Rabies is a fatal disease that has been a serious health concern, especially in developing countries. Although rabies is preventable by vaccination, the spread still occurs sporadically in many countries, including Thailand. Geographical structures, habitats, and behaviors of host populations are essential factors that may result in an enormous impact on the mechanism of propagation and persistence of the disease. To investigate the role of geographical structures on the transmission dynamics of canine rabies, we developed a stochastic individual-based model that integrates the exact configuration of buildings and roads. In our model, the spatial distribution of dogs was estimated based on the distribution of buildings, with roads considered to facilitate dog movement. Two contrasting areas with high- and low-risk of rabies transmission in Thailand, namely, Hatyai and Tepha districts, were chosen as study sites. Our modeling results indicated that the distinct geographical structures of buildings and roads in Hatyai and Tepha could contribute to the difference in the rabies transmission dynamics in these two areas. The high density of buildings and roads in Hatyai could facilitate more rabies transmission. We also investigated the impacts of rabies intervention, including reducing the dog population, restricting owned dog movement, and dog vaccination on the spread of canine rabies in these two areas. We found that reducing the dog population alone might not be sufficient for preventing rabies transmission in the high-risk area. Owned dog confinement could reduce more the likelihood of rabies transmission. Finally, a higher vaccination coverage may be required for controlling rabies transmission in the high-risk area compared to the low-risk area.
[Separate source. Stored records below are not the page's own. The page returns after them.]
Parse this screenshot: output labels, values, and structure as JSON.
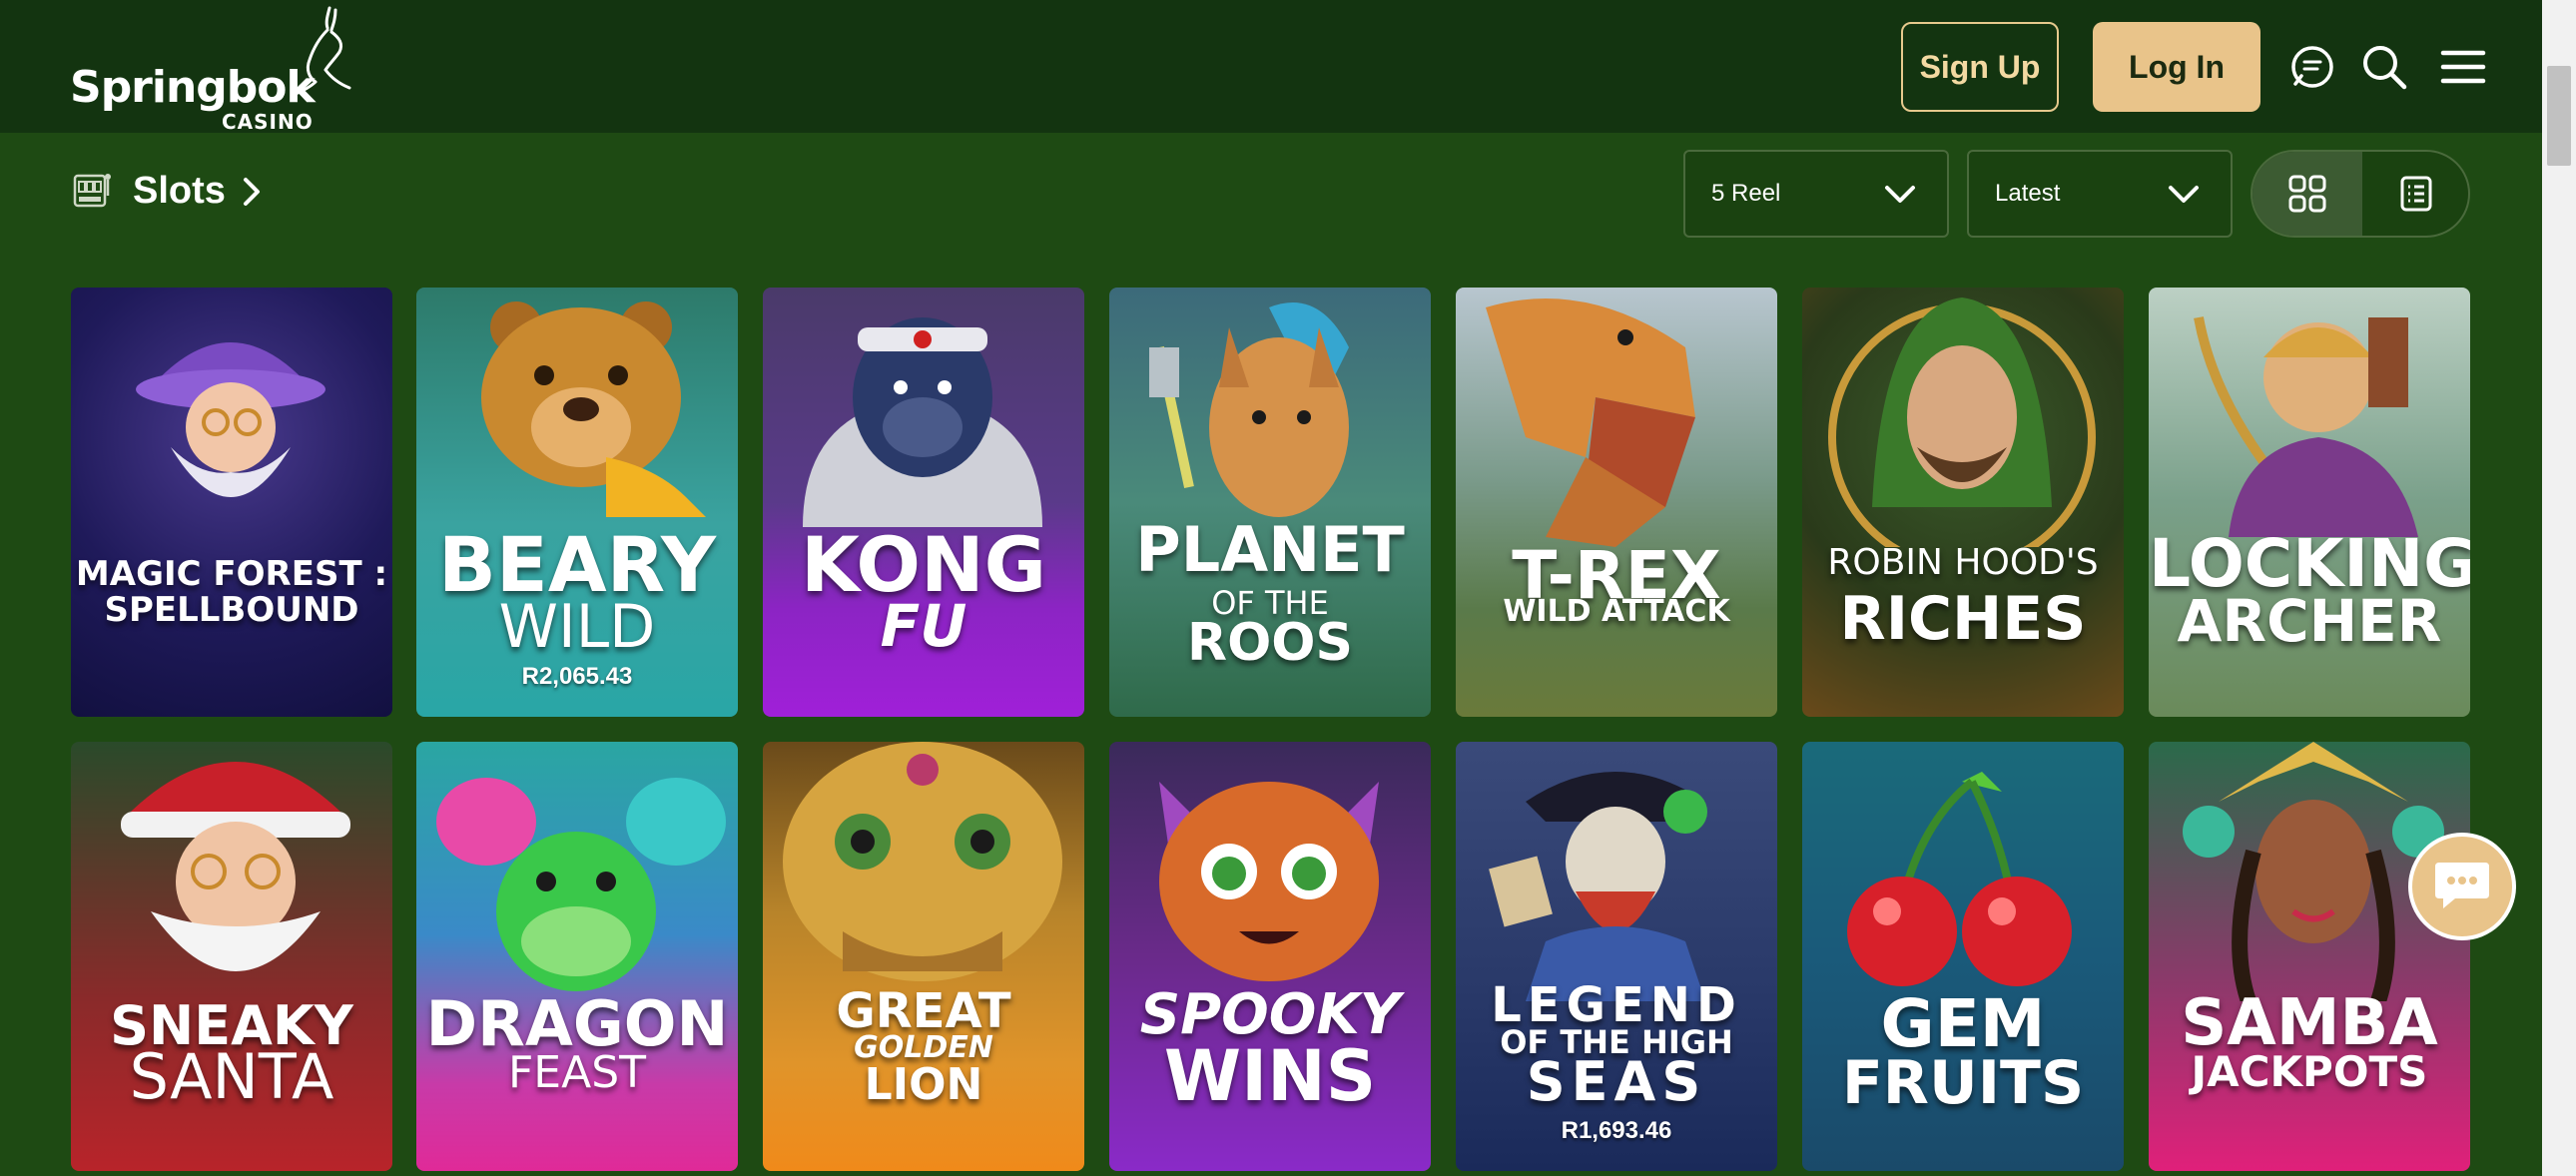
{
  "header": {
    "logo_text": "Springbok",
    "logo_subtext": "CASINO",
    "signup_label": "Sign Up",
    "login_label": "Log In",
    "chat_icon": "chat-bubble-icon",
    "search_icon": "search-icon",
    "menu_icon": "hamburger-menu-icon"
  },
  "filters": {
    "section_title": "Slots",
    "reel_select": "5 Reel",
    "sort_select": "Latest"
  },
  "games": [
    {
      "line1": "MAGIC FOREST :",
      "line2": "SPELLBOUND",
      "jackpot": ""
    },
    {
      "line1": "BEARY",
      "line2": "WILD",
      "jackpot": "R2,065.43"
    },
    {
      "line1": "KONG",
      "line2": "FU",
      "jackpot": ""
    },
    {
      "line1": "PLANET",
      "line2": "OF THE",
      "line3": "ROOS",
      "jackpot": ""
    },
    {
      "line1": "T-REX",
      "line2": "WILD ATTACK",
      "jackpot": ""
    },
    {
      "line1": "ROBIN HOOD'S",
      "line2": "RICHES",
      "jackpot": ""
    },
    {
      "line1": "LOCKING",
      "line2": "ARCHER",
      "jackpot": ""
    },
    {
      "line1": "SNEAKY",
      "line2": "SANTA",
      "jackpot": ""
    },
    {
      "line1": "DRAGON",
      "line2": "FEAST",
      "jackpot": ""
    },
    {
      "line1": "GREAT",
      "line2": "GOLDEN",
      "line3": "LION",
      "jackpot": ""
    },
    {
      "line1": "SPOOKY",
      "line2": "WINS",
      "jackpot": ""
    },
    {
      "line1": "LEGEND",
      "line2": "OF THE HIGH",
      "line3": "SEAS",
      "jackpot": "R1,693.46"
    },
    {
      "line1": "GEM",
      "line2": "FRUITS",
      "jackpot": ""
    },
    {
      "line1": "SAMBA",
      "line2": "JACKPOTS",
      "jackpot": ""
    }
  ],
  "colors": {
    "background": "#1e4a13",
    "header": "#133410",
    "accent": "#e9c48a"
  }
}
PLoS neglected tropical diseases
Biophysics Group, Department of Physics, Faculty of Science, Mahidol University, Bangkok, Thailand.
Animals, Dogs, Humans, Rabies, Dog Diseases, Rabies Vaccines, Vaccination, Geography, Vaccination Coverage